Using a manual sharpener may take longer than an electric machine, but there are also a couple of benefits to this process.
Firstly, you often get an assortment of file sizes in a manual sharpener set. Therefore, you may be able to sharpen more chain sizes than you would with a single grinding wheel. Manual tools can also be used whilst away from home, whilst on the job, if necessary.
When to Sharpen a Chainsaw Chain
Whilst some people choose to regularly sharpen their chains as a form of general maintenance, there are some signs to look out for to let you know that it’s really time to give that chain some attention:
- If the chainsaw is creating fine dust when cutting, as opposed to uniformly-sized wood chips, this is a sign that the teeth are blunt.
- If the chain is getting stuck and snagging on the chainsaw, it needs sharpening. It should always move smoothly around the chainsaw.
- If you hit a nail or the ground, there is a high chance that one or more of the teeth will be blunted.
Chainsaw Sharpener FAQs
How do I sharpen a chainsaw manually?
To file your chainsaw manually you will need a filing kit made for chainsaws, protective gloves and eye wear. Always ensure that the chain is cool before you attempt to sharpen it.
Chainsaw sharpening kits come with detailed instruction on how to use them. You should follow these instructions carefully for the best results and to ensure safe use. You will need to use a round file of the correct size (check with the packaging of the chain or the chainsaw’s user manual) and a file guide. The round file is used for the sides and tops of the cutting teeth. You will also need to use a depth gauge, and a flat file. A flat file is used to file the raker height of each tooth. A good tip is to use a dab of Tippex, or an indelible marker. to mark the point where you start sharpening so you can see when you have gone all the way around the chain.
How do I sharpen a chainsaw with an electric sharpener?
Electric chainsaw sharpeners come with detailed instructions on how to use them. You should follow the procedure carefully for the best results. It is particularly important to follow the safety guidelines to avoid any accidents. You should ensure that the electric sharpener is securely attached to a bench or vice before use to prevent slipping and accidents.
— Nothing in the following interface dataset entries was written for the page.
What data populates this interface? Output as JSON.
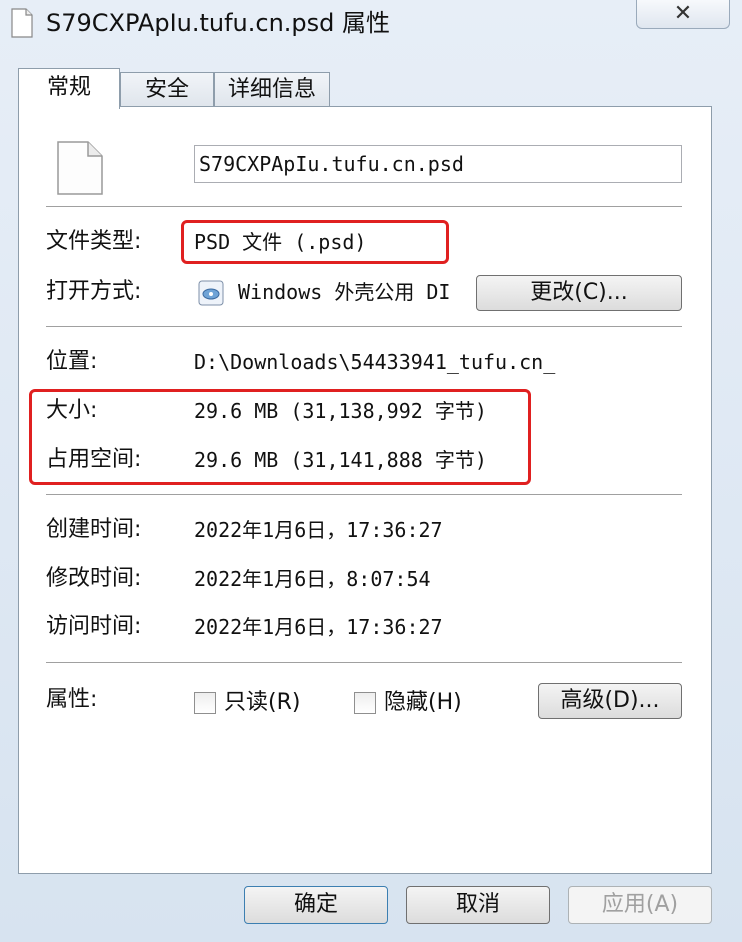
{
  "window": {
    "title": "S79CXPApIu.tufu.cn.psd 属性",
    "close_icon": "close-icon"
  },
  "tabs": [
    {
      "label": "常规",
      "active": true
    },
    {
      "label": "安全",
      "active": false
    },
    {
      "label": "详细信息",
      "active": false
    }
  ],
  "general": {
    "file_name": "S79CXPApIu.tufu.cn.psd",
    "file_type_label": "文件类型:",
    "file_type_value": "PSD 文件 (.psd)",
    "opens_with_label": "打开方式:",
    "opens_with_value": "Windows 外壳公用 DI",
    "change_button": "更改(C)...",
    "location_label": "位置:",
    "location_value": "D:\\Downloads\\54433941_tufu.cn_",
    "size_label": "大小:",
    "size_value": "29.6 MB (31,138,992 字节)",
    "size_on_disk_label": "占用空间:",
    "size_on_disk_value": "29.6 MB (31,141,888 字节)",
    "created_label": "创建时间:",
    "created_value": "2022年1月6日，17:36:27",
    "modified_label": "修改时间:",
    "modified_value": "2022年1月6日，8:07:54",
    "accessed_label": "访问时间:",
    "accessed_value": "2022年1月6日，17:36:27",
    "attributes_label": "属性:",
    "readonly_label": "只读(R)",
    "readonly_checked": false,
    "hidden_label": "隐藏(H)",
    "hidden_checked": false,
    "advanced_button": "高级(D)..."
  },
  "footer": {
    "ok": "确定",
    "cancel": "取消",
    "apply": "应用(A)"
  },
  "colors": {
    "highlight_box": "#e02020",
    "panel": "#ffffff",
    "window": "#dbe6f2"
  }
}
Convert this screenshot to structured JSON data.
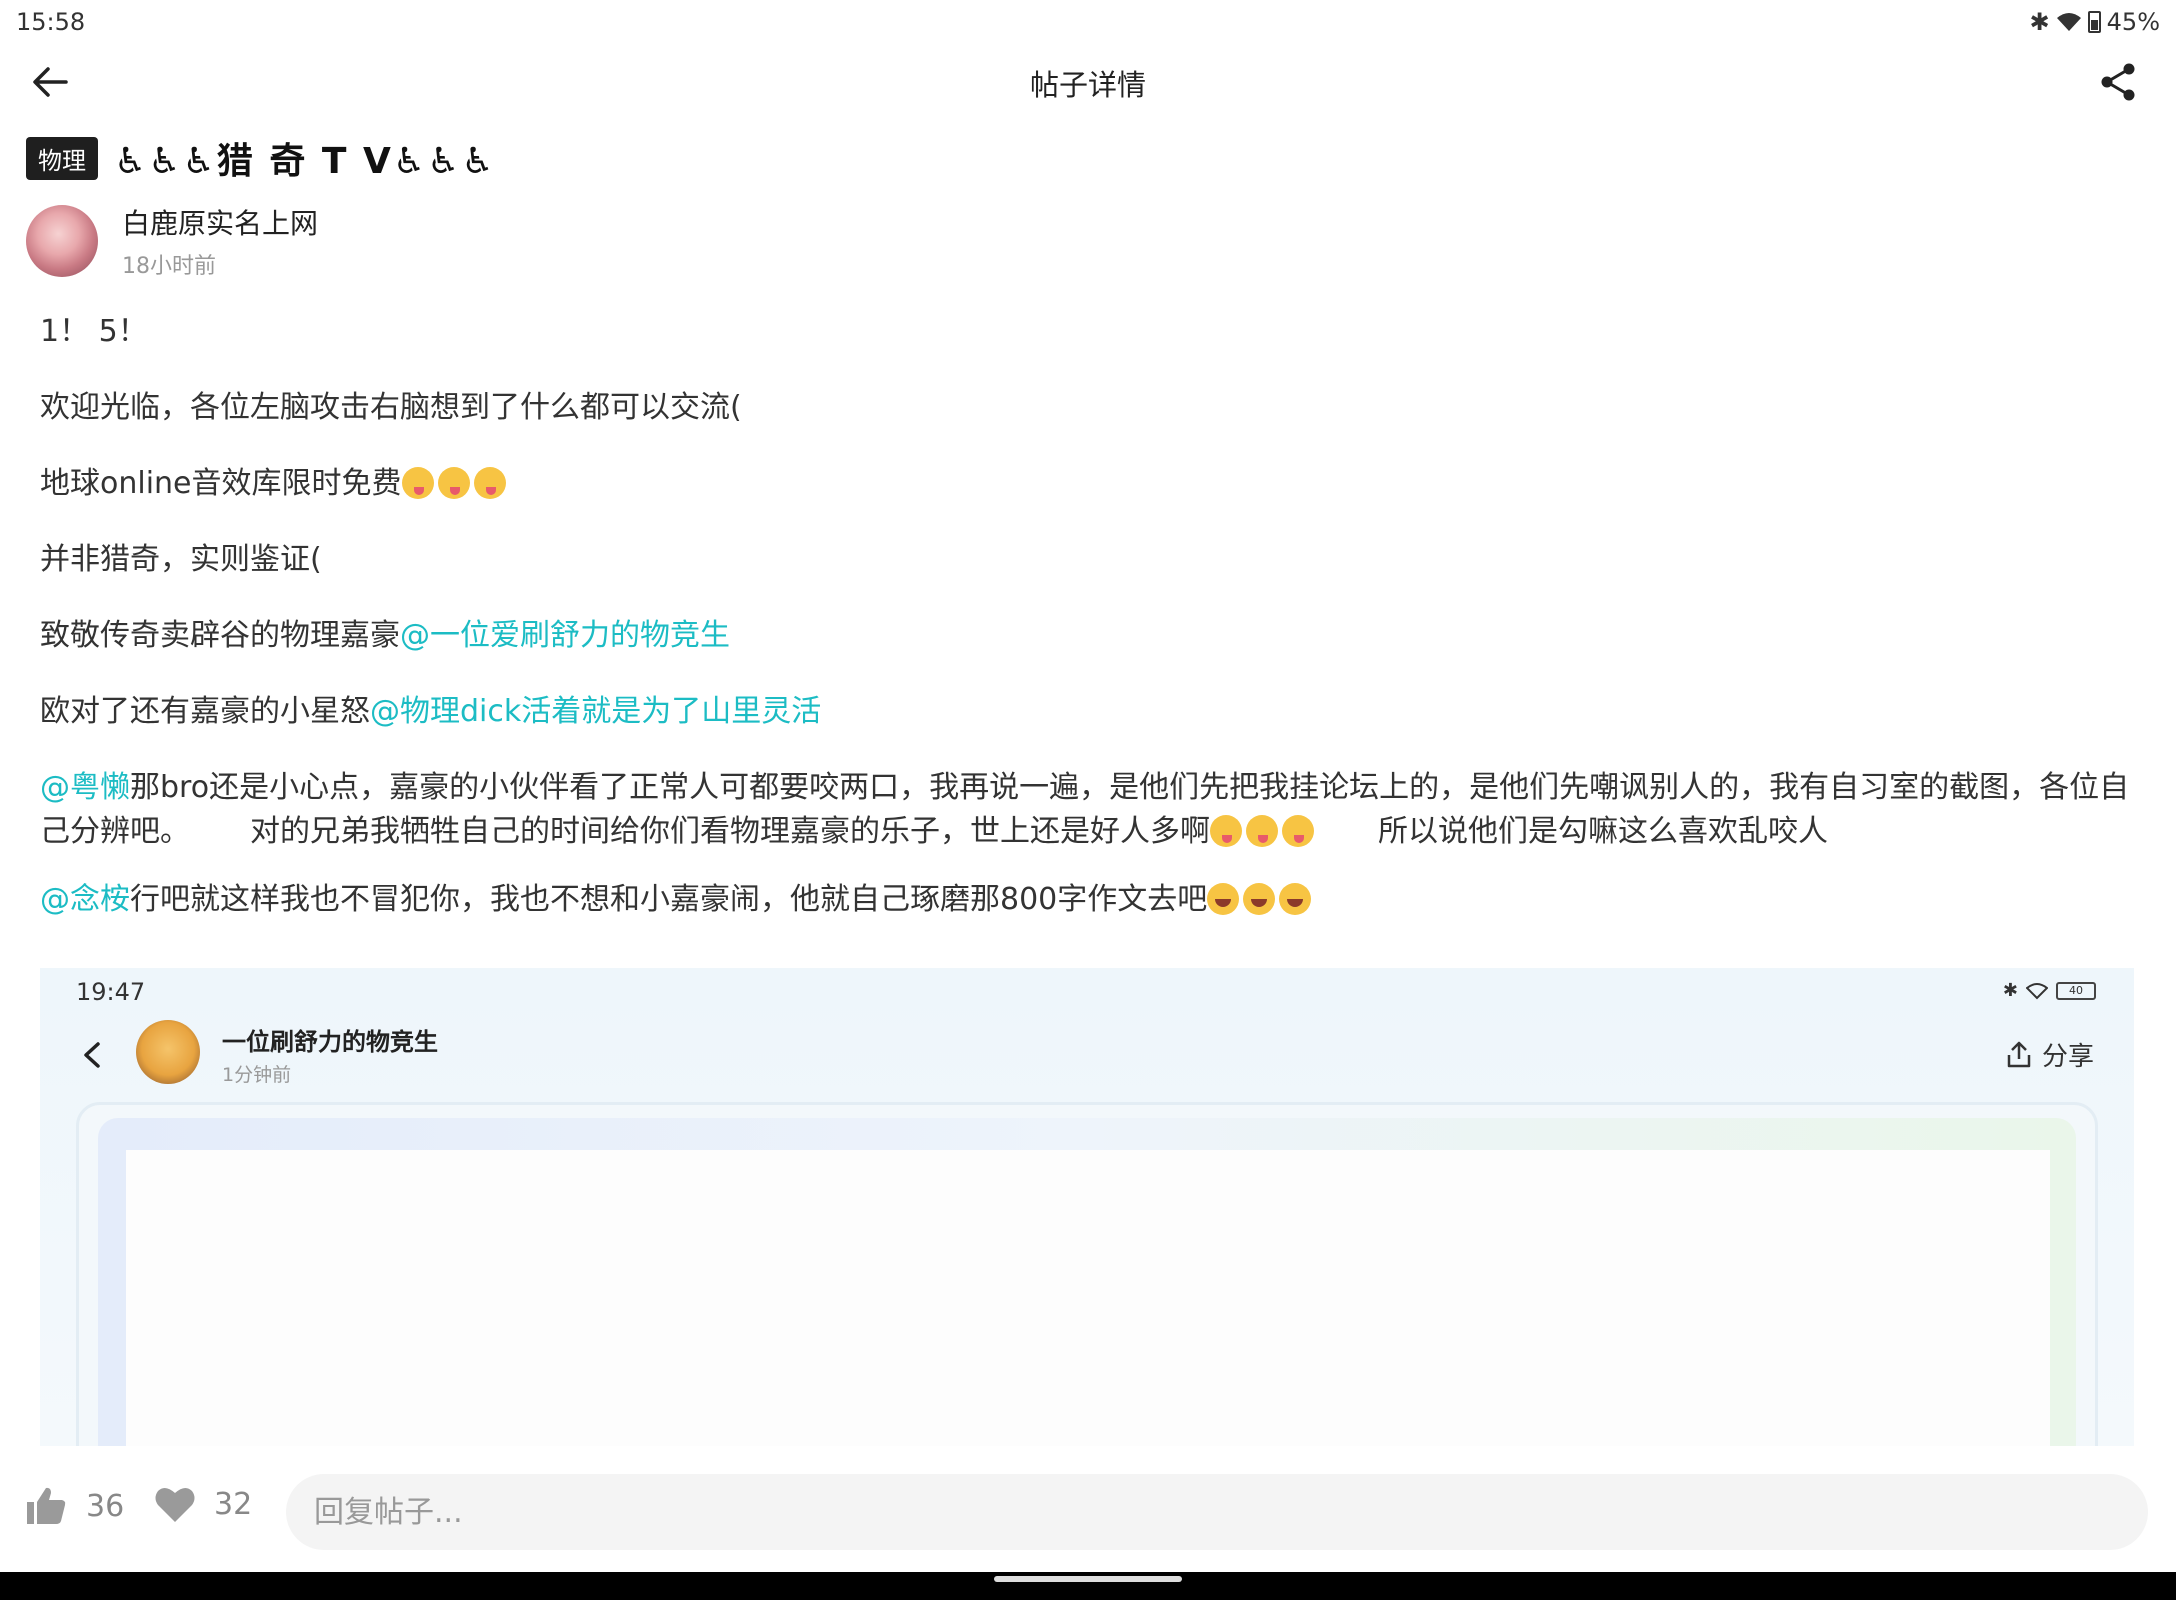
{
  "status_bar": {
    "time": "15:58",
    "battery": "45%"
  },
  "header": {
    "title": "帖子详情"
  },
  "post": {
    "tag": "物理",
    "title": "♿♿♿猎 奇 T V♿♿♿",
    "author": {
      "name": "白鹿原实名上网",
      "time": "18小时前"
    },
    "lines": {
      "l1": "1！ 5！",
      "l2": "欢迎光临，各位左脑攻击右脑想到了什么都可以交流(",
      "l3": "地球online音效库限时免费",
      "l4": "并非猎奇，实则鉴证(",
      "l5_text": "致敬传奇卖辟谷的物理嘉豪",
      "l5_mention": "@一位爱刷舒力的物竞生",
      "l6_text": "欧对了还有嘉豪的小星怒",
      "l6_mention": "@物理dick活着就是为了山里灵活",
      "l7_mention": "@粤懒",
      "l7_text_a": "那bro还是小心点，嘉豪的小伙伴看了正常人可都要咬两口，我再说一遍，是他们先把我挂论坛上的，是他们先嘲讽别人的，我有自习室的截图，各位自己分辨吧。",
      "l7_text_b": "对的兄弟我牺牲自己的时间给你们看物理嘉豪的乐子，世上还是好人多啊",
      "l7_text_c": "所以说他们是勾嘛这么喜欢乱咬人",
      "l8_mention": "@念桉",
      "l8_text": "行吧就这样我也不冒犯你，我也不想和小嘉豪闹，他就自己琢磨那800字作文去吧"
    }
  },
  "embed": {
    "time": "19:47",
    "battery": "40",
    "author_name": "一位刷舒力的物竞生",
    "author_time": "1分钟前",
    "share_label": "分享"
  },
  "bottom": {
    "like_count": "36",
    "fav_count": "32",
    "reply_placeholder": "回复帖子..."
  }
}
You will need to know what size grinder to use to sharpen your chain as well as what angle to file it at. This information will be detailed on the packaging of the chain and also in the manufacturer’s guide for the chainsaw.